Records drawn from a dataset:
________________________________________

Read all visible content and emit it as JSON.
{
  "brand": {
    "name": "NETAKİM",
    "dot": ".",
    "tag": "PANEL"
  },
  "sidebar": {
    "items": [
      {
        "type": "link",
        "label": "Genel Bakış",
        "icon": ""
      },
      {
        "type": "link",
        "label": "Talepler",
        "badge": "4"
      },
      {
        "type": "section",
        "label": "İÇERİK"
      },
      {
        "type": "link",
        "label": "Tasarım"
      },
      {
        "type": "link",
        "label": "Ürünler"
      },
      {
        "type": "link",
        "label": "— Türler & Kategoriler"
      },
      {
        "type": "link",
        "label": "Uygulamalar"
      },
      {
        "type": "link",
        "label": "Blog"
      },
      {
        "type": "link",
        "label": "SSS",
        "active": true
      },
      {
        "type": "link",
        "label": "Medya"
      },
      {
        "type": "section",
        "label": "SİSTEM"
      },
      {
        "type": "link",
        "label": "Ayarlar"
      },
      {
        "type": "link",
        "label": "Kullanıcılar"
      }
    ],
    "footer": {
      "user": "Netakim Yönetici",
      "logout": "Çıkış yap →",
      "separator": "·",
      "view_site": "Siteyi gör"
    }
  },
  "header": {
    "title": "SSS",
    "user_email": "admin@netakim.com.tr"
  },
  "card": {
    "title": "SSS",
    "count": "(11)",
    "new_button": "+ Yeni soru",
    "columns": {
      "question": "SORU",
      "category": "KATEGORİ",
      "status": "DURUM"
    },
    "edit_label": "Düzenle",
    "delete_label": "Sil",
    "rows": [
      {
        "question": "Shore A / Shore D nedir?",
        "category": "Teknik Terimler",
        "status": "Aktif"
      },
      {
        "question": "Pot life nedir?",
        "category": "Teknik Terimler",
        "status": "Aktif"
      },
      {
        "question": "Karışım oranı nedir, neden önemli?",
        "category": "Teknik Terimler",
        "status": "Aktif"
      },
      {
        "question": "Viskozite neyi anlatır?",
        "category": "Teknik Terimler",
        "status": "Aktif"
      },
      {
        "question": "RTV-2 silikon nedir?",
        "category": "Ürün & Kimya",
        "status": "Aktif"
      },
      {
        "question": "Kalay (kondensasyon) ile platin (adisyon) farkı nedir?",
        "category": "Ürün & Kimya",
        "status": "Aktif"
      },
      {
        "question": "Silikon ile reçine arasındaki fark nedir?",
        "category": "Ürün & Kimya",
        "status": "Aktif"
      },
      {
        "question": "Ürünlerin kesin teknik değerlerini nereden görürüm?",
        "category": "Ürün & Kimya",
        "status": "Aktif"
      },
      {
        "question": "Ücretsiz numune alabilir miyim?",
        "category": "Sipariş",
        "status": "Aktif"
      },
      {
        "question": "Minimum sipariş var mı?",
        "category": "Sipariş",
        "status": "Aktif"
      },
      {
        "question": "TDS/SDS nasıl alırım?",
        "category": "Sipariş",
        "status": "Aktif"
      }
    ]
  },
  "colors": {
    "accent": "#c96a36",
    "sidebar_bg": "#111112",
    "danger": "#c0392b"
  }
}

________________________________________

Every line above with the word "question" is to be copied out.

      "question": "SORU",
        "question": "Shore A / Shore D nedir?",
        "question": "Pot life nedir?",
        "question": "Karışım oranı nedir, neden önemli?",
        "question": "Viskozite neyi anlatır?",
        "question": "RTV-2 silikon nedir?",
        "question": "Kalay (kondensasyon) ile platin (adisyon) farkı nedir?",
        "question": "Silikon ile reçine arasındaki fark nedir?",
        "question": "Ürünlerin kesin teknik değerlerini nereden görürüm?",
        "question": "Ücretsiz numune alabilir miyim?",
        "question": "Minimum sipariş var mı?",
        "question": "TDS/SDS nasıl alırım?",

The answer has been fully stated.